In addition, scrotal circumference in bulls is moderately genetically-correlated with age of puberty in heifers. If bulls with appropriate EBVs can’t be sourced, selection of sires from breeders that have had good reproductive performance as young breeders is paramount.
Yearling mating (joining at 15 months of age) can significantly improve profitability; however, it’s closely related to nutrition. A general rule of thumb is that weaning weights >240kg and annual growth rates >150kg/year are essential. On poorer country, feed inputs become too expensive and breeder re-conception rates during first lactation can be very low if additional feed is not supplied.
Dystocia is most common in maiden heifers as the calf is too large for a small pelvic opening which is not fully developed. Instigate a management plan based on bull selection (low birth weight and positive calving ease EBVs). High levels of protein in mid-semester increase foetal weight but this can be difficult to manage in practice. Pelvimetry identifies heifers with small pelvic areas but cannot predict individual cases as the calf size is unknown, but assists in reducing the herd prevalence.

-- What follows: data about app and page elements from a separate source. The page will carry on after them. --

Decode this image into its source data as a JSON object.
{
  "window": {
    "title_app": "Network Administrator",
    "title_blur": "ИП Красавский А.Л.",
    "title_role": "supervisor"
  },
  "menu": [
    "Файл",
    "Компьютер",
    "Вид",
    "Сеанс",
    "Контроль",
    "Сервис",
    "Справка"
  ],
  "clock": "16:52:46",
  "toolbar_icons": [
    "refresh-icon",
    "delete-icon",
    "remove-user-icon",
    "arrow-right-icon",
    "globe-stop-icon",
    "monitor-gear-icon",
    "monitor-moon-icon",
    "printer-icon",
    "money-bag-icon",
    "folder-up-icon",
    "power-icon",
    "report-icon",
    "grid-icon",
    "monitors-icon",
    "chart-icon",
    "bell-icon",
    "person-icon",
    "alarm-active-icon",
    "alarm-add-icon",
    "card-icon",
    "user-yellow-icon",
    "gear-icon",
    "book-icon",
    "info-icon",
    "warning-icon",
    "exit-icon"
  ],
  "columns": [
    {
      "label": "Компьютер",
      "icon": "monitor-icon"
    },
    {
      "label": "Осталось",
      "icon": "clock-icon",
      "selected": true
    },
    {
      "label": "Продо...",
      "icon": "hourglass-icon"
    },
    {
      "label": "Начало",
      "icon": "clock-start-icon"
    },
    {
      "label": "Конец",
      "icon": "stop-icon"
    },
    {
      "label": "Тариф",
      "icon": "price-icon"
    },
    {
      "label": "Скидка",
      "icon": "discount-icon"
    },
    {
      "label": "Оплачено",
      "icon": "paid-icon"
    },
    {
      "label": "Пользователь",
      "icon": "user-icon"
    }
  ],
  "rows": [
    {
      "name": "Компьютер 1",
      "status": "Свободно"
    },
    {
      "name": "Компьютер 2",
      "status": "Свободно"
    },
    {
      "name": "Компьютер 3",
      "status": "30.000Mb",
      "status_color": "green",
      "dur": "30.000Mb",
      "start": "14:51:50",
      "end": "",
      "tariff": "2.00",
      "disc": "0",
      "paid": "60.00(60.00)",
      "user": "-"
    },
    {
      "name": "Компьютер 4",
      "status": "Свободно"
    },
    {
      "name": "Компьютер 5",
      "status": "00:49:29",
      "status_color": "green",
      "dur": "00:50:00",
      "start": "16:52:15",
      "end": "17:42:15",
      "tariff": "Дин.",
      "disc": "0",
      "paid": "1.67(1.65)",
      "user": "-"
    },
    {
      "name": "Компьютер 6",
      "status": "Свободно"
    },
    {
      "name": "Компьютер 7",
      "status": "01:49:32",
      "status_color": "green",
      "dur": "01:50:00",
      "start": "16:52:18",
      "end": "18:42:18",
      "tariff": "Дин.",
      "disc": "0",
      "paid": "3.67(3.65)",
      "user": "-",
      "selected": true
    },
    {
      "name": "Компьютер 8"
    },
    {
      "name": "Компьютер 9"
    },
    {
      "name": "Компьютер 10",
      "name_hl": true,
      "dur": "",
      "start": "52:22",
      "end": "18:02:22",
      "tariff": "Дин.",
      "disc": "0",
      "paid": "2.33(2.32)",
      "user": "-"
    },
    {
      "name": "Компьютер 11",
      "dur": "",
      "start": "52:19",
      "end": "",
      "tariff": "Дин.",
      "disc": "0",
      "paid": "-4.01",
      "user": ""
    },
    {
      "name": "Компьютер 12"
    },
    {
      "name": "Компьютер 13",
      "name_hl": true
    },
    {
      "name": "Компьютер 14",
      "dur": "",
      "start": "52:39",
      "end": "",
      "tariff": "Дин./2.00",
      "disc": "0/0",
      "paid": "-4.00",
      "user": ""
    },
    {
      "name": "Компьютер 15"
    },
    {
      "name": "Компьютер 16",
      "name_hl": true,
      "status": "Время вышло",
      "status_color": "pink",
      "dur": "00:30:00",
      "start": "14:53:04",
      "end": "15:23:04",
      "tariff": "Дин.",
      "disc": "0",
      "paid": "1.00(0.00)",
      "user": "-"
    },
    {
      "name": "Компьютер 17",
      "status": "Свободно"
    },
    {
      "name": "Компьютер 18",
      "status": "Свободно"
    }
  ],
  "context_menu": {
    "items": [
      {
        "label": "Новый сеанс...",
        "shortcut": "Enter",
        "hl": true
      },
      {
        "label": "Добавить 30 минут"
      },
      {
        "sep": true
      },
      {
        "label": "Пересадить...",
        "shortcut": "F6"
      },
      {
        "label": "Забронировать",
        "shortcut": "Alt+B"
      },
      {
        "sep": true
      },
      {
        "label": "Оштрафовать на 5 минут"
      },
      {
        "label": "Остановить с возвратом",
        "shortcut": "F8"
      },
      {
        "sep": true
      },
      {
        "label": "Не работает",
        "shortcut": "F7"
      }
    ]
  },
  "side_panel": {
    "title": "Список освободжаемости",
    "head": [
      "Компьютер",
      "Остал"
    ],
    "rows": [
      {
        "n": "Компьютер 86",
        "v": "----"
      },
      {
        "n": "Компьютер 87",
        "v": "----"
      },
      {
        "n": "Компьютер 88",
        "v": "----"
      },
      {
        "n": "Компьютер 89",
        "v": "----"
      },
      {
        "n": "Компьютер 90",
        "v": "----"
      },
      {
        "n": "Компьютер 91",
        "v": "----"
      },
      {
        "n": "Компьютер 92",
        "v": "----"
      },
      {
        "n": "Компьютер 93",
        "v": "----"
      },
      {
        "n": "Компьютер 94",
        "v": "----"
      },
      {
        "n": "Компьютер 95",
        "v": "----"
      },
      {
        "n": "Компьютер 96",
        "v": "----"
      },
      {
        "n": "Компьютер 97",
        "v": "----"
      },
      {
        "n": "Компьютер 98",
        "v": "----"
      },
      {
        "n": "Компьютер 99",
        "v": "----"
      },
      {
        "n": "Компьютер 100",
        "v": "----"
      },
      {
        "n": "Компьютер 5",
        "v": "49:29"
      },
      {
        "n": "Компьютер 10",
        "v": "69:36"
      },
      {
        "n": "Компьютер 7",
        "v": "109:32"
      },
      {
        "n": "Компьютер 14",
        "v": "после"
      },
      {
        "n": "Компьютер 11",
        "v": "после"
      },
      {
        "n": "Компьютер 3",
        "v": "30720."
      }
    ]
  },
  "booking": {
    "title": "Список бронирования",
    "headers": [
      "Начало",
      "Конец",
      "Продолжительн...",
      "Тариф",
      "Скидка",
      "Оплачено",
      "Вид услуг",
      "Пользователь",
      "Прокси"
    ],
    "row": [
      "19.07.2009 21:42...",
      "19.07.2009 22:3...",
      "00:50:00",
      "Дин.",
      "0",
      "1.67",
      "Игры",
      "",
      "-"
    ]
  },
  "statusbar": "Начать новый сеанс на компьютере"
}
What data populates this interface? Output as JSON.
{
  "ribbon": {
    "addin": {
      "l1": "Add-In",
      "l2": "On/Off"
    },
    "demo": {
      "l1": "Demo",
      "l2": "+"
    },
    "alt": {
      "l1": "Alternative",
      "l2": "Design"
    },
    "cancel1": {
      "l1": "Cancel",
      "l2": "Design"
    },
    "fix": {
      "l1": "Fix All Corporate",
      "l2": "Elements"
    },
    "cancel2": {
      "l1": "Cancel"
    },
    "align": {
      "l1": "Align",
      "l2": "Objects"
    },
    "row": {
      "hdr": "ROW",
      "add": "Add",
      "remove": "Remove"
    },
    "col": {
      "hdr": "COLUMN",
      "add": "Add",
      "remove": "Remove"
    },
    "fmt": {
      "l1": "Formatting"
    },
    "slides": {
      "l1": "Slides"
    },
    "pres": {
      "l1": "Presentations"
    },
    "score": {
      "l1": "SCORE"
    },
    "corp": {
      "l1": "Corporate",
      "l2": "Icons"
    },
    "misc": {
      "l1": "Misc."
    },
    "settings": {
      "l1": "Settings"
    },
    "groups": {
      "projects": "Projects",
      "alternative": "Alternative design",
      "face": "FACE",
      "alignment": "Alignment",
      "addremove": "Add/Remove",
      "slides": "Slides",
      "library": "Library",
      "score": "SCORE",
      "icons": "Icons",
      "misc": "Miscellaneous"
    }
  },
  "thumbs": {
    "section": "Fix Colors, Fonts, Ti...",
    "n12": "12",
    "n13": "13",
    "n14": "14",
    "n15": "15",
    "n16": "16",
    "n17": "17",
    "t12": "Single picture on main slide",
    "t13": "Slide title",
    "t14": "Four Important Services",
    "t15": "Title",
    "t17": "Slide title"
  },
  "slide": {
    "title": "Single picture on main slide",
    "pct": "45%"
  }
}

Spike feeding will improve re-conception rates of first calf heifers. Protein meal supplementation to maiden heifers in their last trimester of pregnancy can lift re-conception rates by about 10%. The heifer management calendar, referenced later in this module, provides an example of where spike feeding can fit into the plan.